California Air Resources Board officers teamed up with the California Highway Patrol to conduct a surprise inspection spree on 18 wheelers in Santa Maria yesterday.
During the seven hour inspection campaign, trucks traveling down Main Street were required to pull over to allow CARB officers to inspect their engines at an inspection station.
CARB Inspected Dozens Of Trucks During Spree
Seventy-seven trucks were inspected and of those, thirteen did not meet CARB standards. The trucks that passed the inspection received a seal on the passenger side window. The drivers whose rigs failed to meet CARB standards were issued a citation, a fine, and an order to fix their engine to bring it up to code.
Citations handed out during the inspection spree started at $300 with 45 days given to make engine repairs or replacements. Penalties can go up to $800 if the driver does not comply. Non-compliant drivers also risk having their registration suspended.
One Peterbilt driver with an older engine in a newer chassis found himself slapped with a $1,300 fine for California regulation violations.
CARB: Improved Air Quality And Health Is Goal Of Inspections

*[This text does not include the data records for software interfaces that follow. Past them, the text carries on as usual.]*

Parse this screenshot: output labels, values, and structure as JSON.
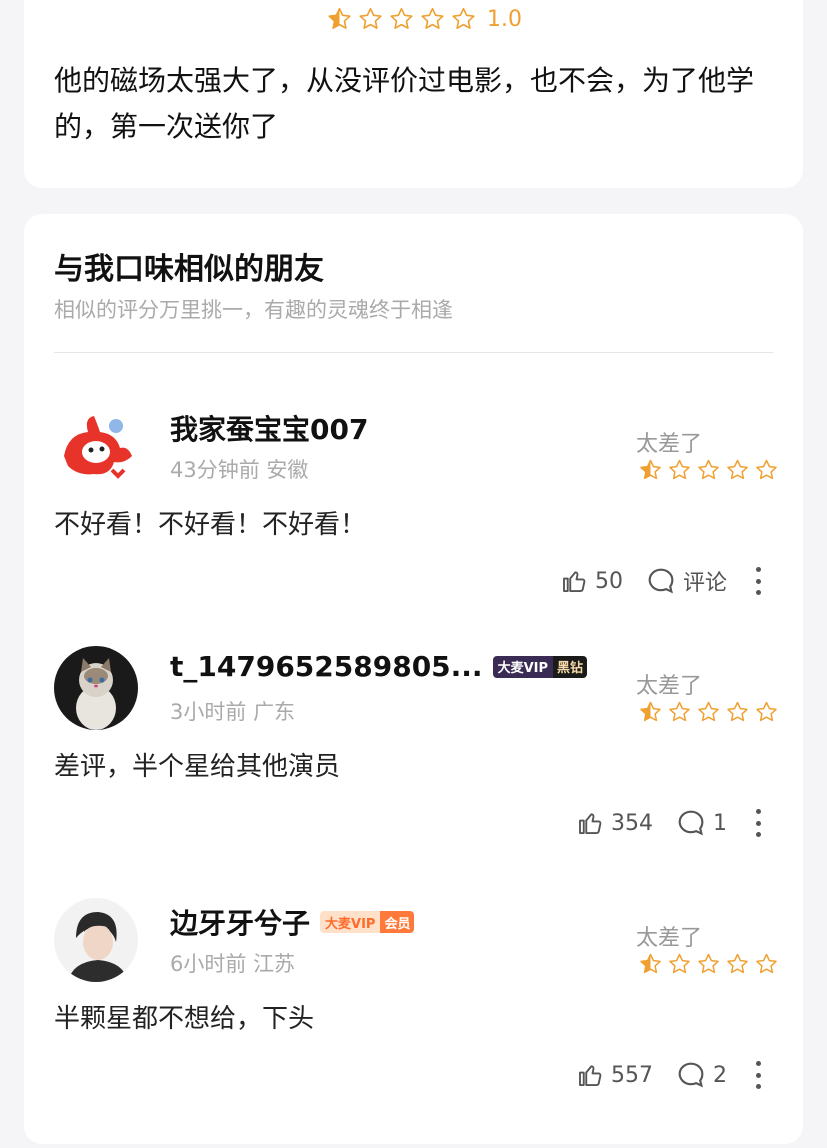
{
  "top_review": {
    "rating_stars": 0.5,
    "rating_value": "1.0",
    "text": "他的磁场太强大了，从没评价过电影，也不会，为了他学的，第一次送你了"
  },
  "friends_section": {
    "title": "与我口味相似的朋友",
    "subtitle": "相似的评分万里挑一，有趣的灵魂终于相逢"
  },
  "comments": [
    {
      "username": "我家蚕宝宝007",
      "badge": null,
      "time": "43分钟前",
      "location": "安徽",
      "verdict": "太差了",
      "stars": 0.5,
      "text": "不好看！不好看！不好看！",
      "likes": "50",
      "comment_label": "评论"
    },
    {
      "username": "t_1479652589805...",
      "badge": {
        "left": "大麦VIP",
        "right": "黑钻",
        "style": "black"
      },
      "time": "3小时前",
      "location": "广东",
      "verdict": "太差了",
      "stars": 0.5,
      "text": "差评，半个星给其他演员",
      "likes": "354",
      "comment_label": "1"
    },
    {
      "username": "边牙牙兮子",
      "badge": {
        "left": "大麦VIP",
        "right": "会员",
        "style": "member"
      },
      "time": "6小时前",
      "location": "江苏",
      "verdict": "太差了",
      "stars": 0.5,
      "text": "半颗星都不想给，下头",
      "likes": "557",
      "comment_label": "2"
    }
  ],
  "colors": {
    "star": "#f0a030",
    "accent_text": "#f0a030",
    "muted": "#aaaaaa"
  },
  "icons": [
    "star-half-icon",
    "star-empty-icon",
    "thumbs-up-icon",
    "comment-bubble-icon",
    "more-vertical-icon"
  ]
}
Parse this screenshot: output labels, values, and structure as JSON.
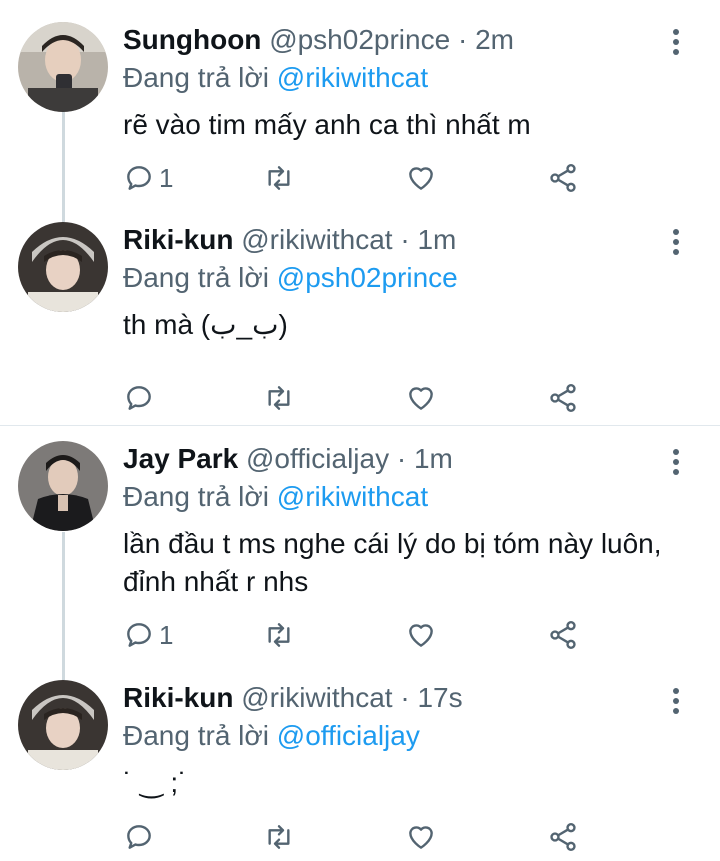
{
  "reply_prefix": "Đang trả lời",
  "tweets": [
    {
      "name": "Sunghoon",
      "handle": "@psh02prince",
      "separator": "·",
      "time": "2m",
      "reply_to": "@rikiwithcat",
      "text": "rẽ vào tim mấy anh ca thì nhất m",
      "reply_count": "1"
    },
    {
      "name": "Riki-kun",
      "handle": "@rikiwithcat",
      "separator": "·",
      "time": "1m",
      "reply_to": "@psh02prince",
      "text": "th mà (ب_ب)",
      "reply_count": ""
    },
    {
      "name": "Jay Park",
      "handle": "@officialjay",
      "separator": "·",
      "time": "1m",
      "reply_to": "@rikiwithcat",
      "text": "lần đầu t ms nghe cái lý do bị tóm này luôn, đỉnh nhất r nhs",
      "reply_count": "1"
    },
    {
      "name": "Riki-kun",
      "handle": "@rikiwithcat",
      "separator": "·",
      "time": "17s",
      "reply_to": "@officialjay",
      "text": "˙ ‿ ;˙",
      "reply_count": ""
    }
  ]
}
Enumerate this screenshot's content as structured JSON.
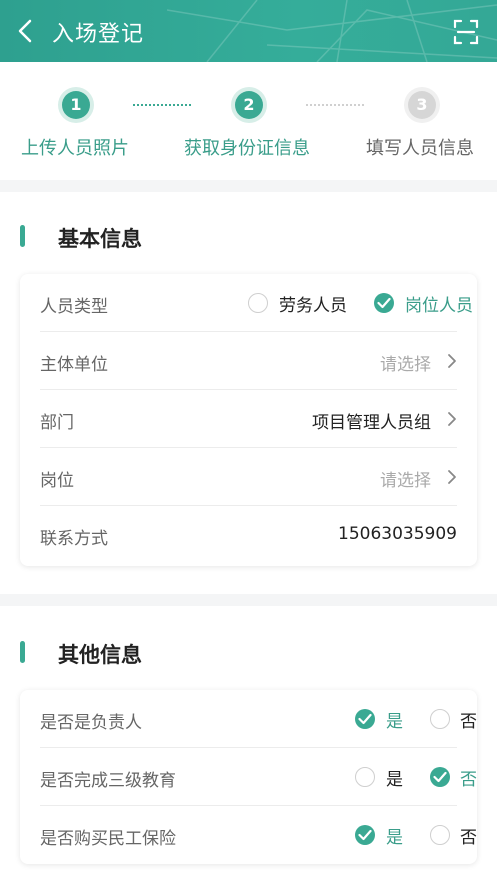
{
  "header": {
    "title": "入场登记",
    "background": "#33a692"
  },
  "steps": [
    {
      "number": "1",
      "label": "上传人员照片",
      "state": "active"
    },
    {
      "number": "2",
      "label": "获取身份证信息",
      "state": "active"
    },
    {
      "number": "3",
      "label": "填写人员信息",
      "state": "inactive"
    }
  ],
  "basic_info": {
    "title": "基本信息",
    "person_type": {
      "label": "人员类型",
      "options": [
        {
          "label": "劳务人员",
          "checked": false
        },
        {
          "label": "岗位人员",
          "checked": true
        }
      ]
    },
    "entity": {
      "label": "主体单位",
      "value": "请选择"
    },
    "department": {
      "label": "部门",
      "value": "项目管理人员组"
    },
    "position": {
      "label": "岗位",
      "value": "请选择"
    },
    "contact": {
      "label": "联系方式",
      "value": "15063035909"
    }
  },
  "other_info": {
    "title": "其他信息",
    "rows": [
      {
        "label": "是否是负责人",
        "yes": "是",
        "no": "否",
        "selected": "yes"
      },
      {
        "label": "是否完成三级教育",
        "yes": "是",
        "no": "否",
        "selected": "no"
      },
      {
        "label": "是否购买民工保险",
        "yes": "是",
        "no": "否",
        "selected": "yes"
      }
    ]
  },
  "colors": {
    "accent": "#3aa993",
    "placeholder": "#aaaaaa",
    "page_background": "#f4f5f6"
  }
}
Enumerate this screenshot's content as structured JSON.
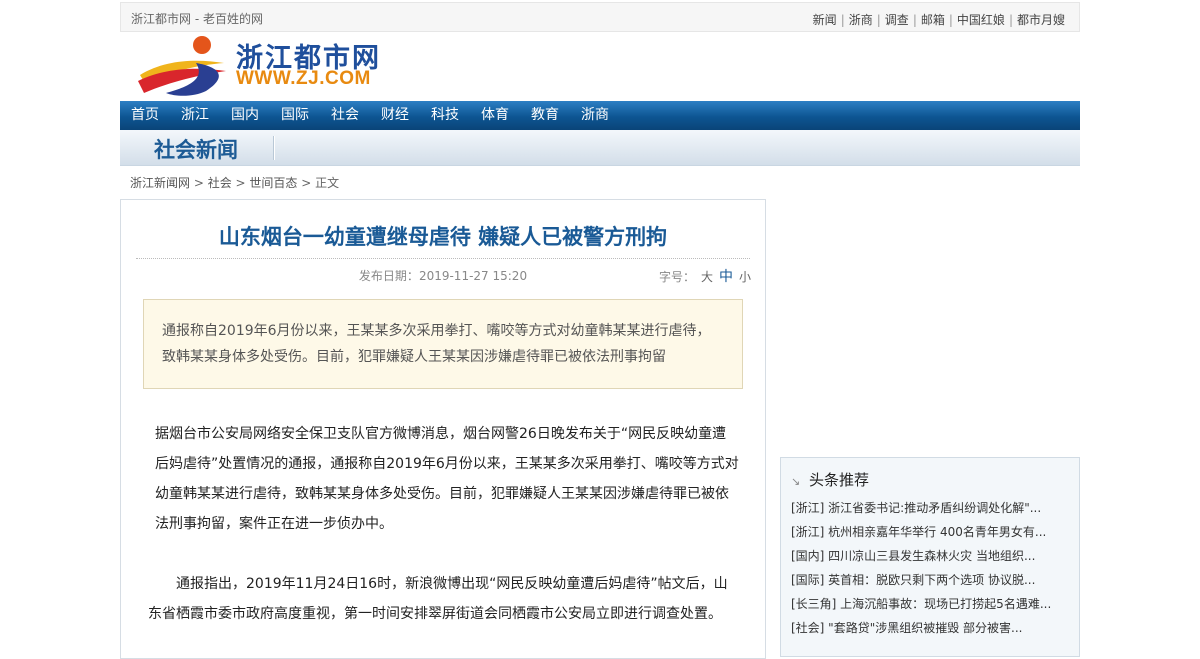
{
  "topbar": {
    "tagline": "浙江都市网 - 老百姓的网",
    "links": [
      "新闻",
      "浙商",
      "调查",
      "邮箱",
      "中国红娘",
      "都市月嫂"
    ]
  },
  "logo": {
    "cn": "浙江都市网",
    "en": "WWW.ZJ.COM"
  },
  "nav": [
    "首页",
    "浙江",
    "国内",
    "国际",
    "社会",
    "财经",
    "科技",
    "体育",
    "教育",
    "浙商"
  ],
  "section": {
    "title": "社会新闻"
  },
  "breadcrumb": {
    "items": [
      "浙江新闻网",
      "社会",
      "世间百态",
      "正文"
    ],
    "sep": " > "
  },
  "article": {
    "title": "山东烟台一幼童遭继母虐待 嫌疑人已被警方刑拘",
    "date_label": "发布日期：",
    "date": "2019-11-27 15:20",
    "fontsize_label": "字号：",
    "fontsize_options": [
      "大",
      "中",
      "小"
    ],
    "summary": "通报称自2019年6月份以来，王某某多次采用拳打、嘴咬等方式对幼童韩某某进行虐待，致韩某某身体多处受伤。目前，犯罪嫌疑人王某某因涉嫌虐待罪已被依法刑事拘留",
    "paragraphs": [
      "据烟台市公安局网络安全保卫支队官方微博消息，烟台网警26日晚发布关于“网民反映幼童遭后妈虐待”处置情况的通报，通报称自2019年6月份以来，王某某多次采用拳打、嘴咬等方式对幼童韩某某进行虐待，致韩某某身体多处受伤。目前，犯罪嫌疑人王某某因涉嫌虐待罪已被依法刑事拘留，案件正在进一步侦办中。",
      "通报指出，2019年11月24日16时，新浪微博出现“网民反映幼童遭后妈虐待”帖文后，山东省栖霞市委市政府高度重视，第一时间安排翠屏街道会同栖霞市公安局立即进行调查处置。"
    ]
  },
  "sidebar": {
    "title": "头条推荐",
    "items": [
      "[浙江] 浙江省委书记:推动矛盾纠纷调处化解\"...",
      "[浙江] 杭州相亲嘉年华举行 400名青年男女有...",
      "[国内] 四川凉山三县发生森林火灾 当地组织...",
      "[国际] 英首相：脱欧只剩下两个选项 协议脱...",
      "[长三角] 上海沉船事故：现场已打捞起5名遇难...",
      "[社会] \"套路贷\"涉黑组织被摧毁 部分被害..."
    ]
  },
  "colors": {
    "brand_blue": "#1a5a96",
    "brand_orange": "#e88a10",
    "nav_bg": "#0d5592"
  }
}
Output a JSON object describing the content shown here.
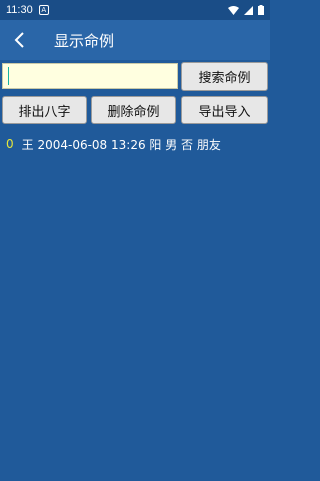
{
  "status_bar": {
    "time": "11:30",
    "badge": "A"
  },
  "app_bar": {
    "title": "显示命例"
  },
  "search": {
    "value": "",
    "placeholder": ""
  },
  "buttons": {
    "search": "搜索命例",
    "bazi": "排出八字",
    "delete": "删除命例",
    "export_import": "导出导入"
  },
  "records": [
    {
      "index": "0",
      "text": "王 2004-06-08 13:26 阳 男 否 朋友"
    }
  ],
  "colors": {
    "background": "#205a9a",
    "app_bar": "#2a66a8",
    "input_bg": "#ffffe0",
    "index_color": "#e6e63a"
  }
}
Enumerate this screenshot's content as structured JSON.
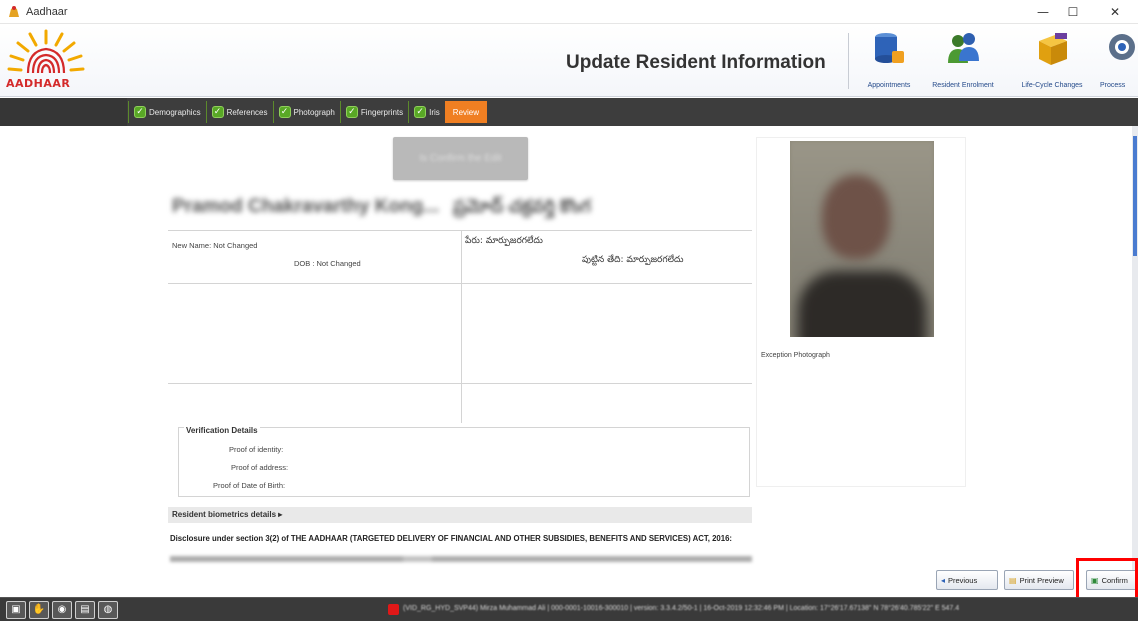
{
  "window": {
    "title": "Aadhaar",
    "minimize": "—",
    "maximize": "☐",
    "close": "✕"
  },
  "header": {
    "logo_text": "AADHAAR",
    "page_title": "Update Resident Information",
    "tools": [
      {
        "label": "Appointments",
        "icon": "database-icon"
      },
      {
        "label": "Resident Enrolment",
        "icon": "users-icon"
      },
      {
        "label": "Life-Cycle Changes",
        "icon": "box-icon"
      },
      {
        "label": "Process",
        "icon": "gear-icon"
      }
    ]
  },
  "tabs": [
    {
      "label": "Demographics",
      "checked": true
    },
    {
      "label": "References",
      "checked": true
    },
    {
      "label": "Photograph",
      "checked": true
    },
    {
      "label": "Fingerprints",
      "checked": true
    },
    {
      "label": "Iris",
      "checked": true
    },
    {
      "label": "Review",
      "checked": false,
      "active": true
    }
  ],
  "review": {
    "gray_button": "Is Confirm the Edit",
    "resident_name": "Pramod Chakravarthy Kong...",
    "resident_name_local": "ప్రమోద్ చక్రవర్తి కొంగ",
    "new_name": "New Name: Not Changed",
    "dob": "DOB : Not Changed",
    "name_local": "పేరు: మార్పుజరగలేదు",
    "dob_local": "పుట్టిన తేది: మార్పుజరగలేదు",
    "photo_caption": "Exception Photograph",
    "verification": {
      "title": "Verification Details",
      "fields": [
        "Proof of identity:",
        "Proof of address:",
        "Proof of Date of Birth:"
      ]
    },
    "biometrics_label": "Resident biometrics details ▸",
    "disclosure": "Disclosure under section 3(2) of THE AADHAAR (TARGETED DELIVERY OF FINANCIAL AND OTHER SUBSIDIES, BENEFITS AND SERVICES) ACT, 2016:"
  },
  "nav_buttons": {
    "previous": "Previous",
    "print_preview": "Print Preview",
    "confirm": "Confirm"
  },
  "status": {
    "text": "(VID_RG_HYD_SVP44) Mirza Muhammad Ali | 000-0001-10016-300010 | version: 3.3.4.2/50-1 | 16-Oct-2019 12:32:46 PM | Location: 17°26'17.67138\" N 78°26'40.785'22\" E 547.4"
  }
}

CARB says that the inspection blitz was intended to improve air quality and health for California residents: “We’re trying to reduce PM, which is commonly known as particulate matter. Diesel particulate matter will cause cancer. It is toxic and it will cause cancer. We’re also trying to reduce a gas called NOx.”